Cisco has set an ambitious new goal of providing digital skills and cybersecurity training to 25 million people over the next 10 years as part of its Networking Academy program, and this year marks the 25th anniversary since Cisco launched “NetAcad” to address the global skills shortage.
Networking Academy is an employment skills program, which prepares people around the world for in-demand jobs in information technology. Cisco develops the courses and tools, and partners with government, universities, and nonprofits to train people for careers in networking, cybersecurity, and software development. In addition to IT and cybersecurity courses, the program offers hands-on learning through an educational platform.
The program is unique in the industry. I’ve been through the apprenticeship and certification program at Cisco since my days as an engineer and looked for something comparable but couldn’t identify one. There are dozens of tech companies that have certification programs, but Networking Academy is the only holistic program that builds skills and leads to certification and ultimately employment.

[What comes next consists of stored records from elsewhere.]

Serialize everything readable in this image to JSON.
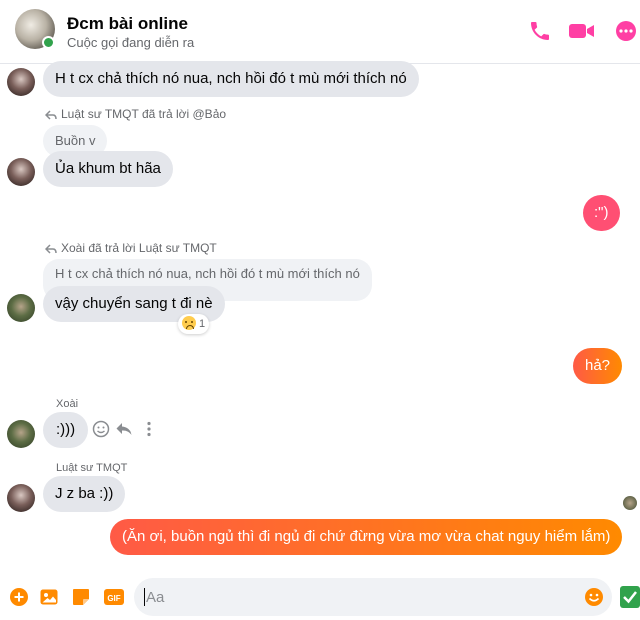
{
  "conversation": {
    "name": "Đcm bài online",
    "status": "Cuộc gọi đang diễn ra"
  },
  "messages": {
    "m1": "H t cx chả thích nó nua, nch hồi đó t mù mới thích nó",
    "m2_reply_note": "Luật sư TMQT đã trả lời @Bảo",
    "m2_quoted": "Buồn v",
    "m2": "Ủa khum bt hãa",
    "m3": ":\")",
    "m4_reply_note": "Xoài đã trả lời Luật sư TMQT",
    "m4_quoted": "H t cx chả thích nó nua, nch hồi đó t mù mới thích nó",
    "m4": "vậy chuyển sang t đi nè",
    "m4_reaction_count": "1",
    "m5": "hả?",
    "m6_sender": "Xoài",
    "m6": ":)))",
    "m7_sender": "Luật sư TMQT",
    "m7": "J z ba :))",
    "m8": "(Ăn ơi, buồn ngủ thì đi ngủ đi chứ đừng vừa mơ vừa chat nguy hiểm lắm)"
  },
  "composer": {
    "placeholder": "Aa"
  },
  "colors": {
    "accent": "#ff3fa4",
    "outgoing_gradient_start": "#ff5a46",
    "outgoing_gradient_end": "#ff8a00",
    "incoming_bubble": "#e4e6eb",
    "online": "#31a24c"
  },
  "icons": {
    "header": [
      "phone-icon",
      "video-camera-icon",
      "more-options-icon"
    ],
    "composer": [
      "plus-icon",
      "image-icon",
      "sticker-icon",
      "gif-icon",
      "emoji-icon",
      "send-icon"
    ],
    "message_actions": [
      "emoji-react-icon",
      "reply-icon",
      "more-vertical-icon"
    ]
  }
}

In the Networking Academy ecosystem, there are more than 11,800 academies offering courses, including high schools, vocational colleges, universities, and nonprofits. The program has also reached prisons, community centers, military bases and underserved citizens. To date, more than 17.5 million people have taken courses to learn digital skills. The vast majority of students – 95% – took courses aligned with Cisco certification, which led to a job or training opportunity.
Networking Academy began with a few high school partnerships in 1997. Today, the list of partners has grown to include a variety of companies. Cisco recently added a new Networking Academy partner – a company called experienced which specializes in professional IT resources and project services. Working with Cisco, Experis will provide learning paths to careers where there is demand for skilled workers. Experis’ goal is to place 1,000 people in IT, cybersecurity, networking, programming and data.
Over the years, Cisco has been diligent in expanding the program to an increasingly diverse audience. An example of this is Cisco bringing Networking Academy to historically black colleges and universities. He also spearheaded several initiatives to increase the number of female participants. About 26% of Networking Academy members are women, but that number started at almost zero 25 years ago and has been steadily increasing year after year.
A few years ago, Cisco shifted its mission from “Changing the way we work, live, learn and play” to “Powering an inclusive future for all”, and the Networking Academy is the ultimate manifestation of this as it has created opportunities for many people. in adverse situations. For example, in some countries, local jobs may be extremely rare, but people who have gone through the Networking Academy can work remotely for foreign companies. I have personally spoken to people from third world countries and low income areas of first world countries who credit Networking Academy as their current livelihood. Creating opportunities where none existed before is the definition of “inclusive”.
Last year, Cisco further expanded the Networking Academy by introducing a free program called Skills for all, which offers self-paced courses, interactive tools, and professional resources designed by industry experts. Skills for All tailors each learner’s experience to their unique career goals and interests. Anyone with an internet-connected cell phone can access the program’s adaptive learning technology, videos, and built-in gamification.
Cisco has since expanded Skills for All to include an entry-level certification for cybersecurity. Through the Cybersecurity Skills for All Learning Path, a person can earn a Certiport Cybersecurity Specialist certification and increase their chances of landing a job there. Cybersecurity technician, junior cybersecurity analyst, and help desk support are a few examples of entry-level positions where certification would be useful.
According to Cisco, the cybersecurity certification reinforces its commitment to building an inclusive future for all. At the height of the pandemic, Cisco conducted research that revealed the realities of the digital divide. It exists not only in developing countries, but also in rural areas and poor communities in the United States. Cisco 2020 Inclusive Future Report found that 3.8 billion people worldwide are still not connected to the internet. Cisco is committed to continuing to invest in IT education and skills to bridge the digital divide.
Its newly stated goal of training 25 million people in 10 years, announced on Tuesday, is ambitious but certainly necessary. We are in the midst of a massive shift in skill requirements due to automation, digitization and automatization. While these trends will kill some jobs, they will also create tens of millions of new jobs. Networking Academy is continually modifying its curriculum to be up to date and those who take it today will be in a unique position to capitalize on this transition in the most in-demand skills.
Zeus Kerravala is a principal analyst at ZK Research, a division of Kerravala Consulting. He wrote this article for SiliconANGLE.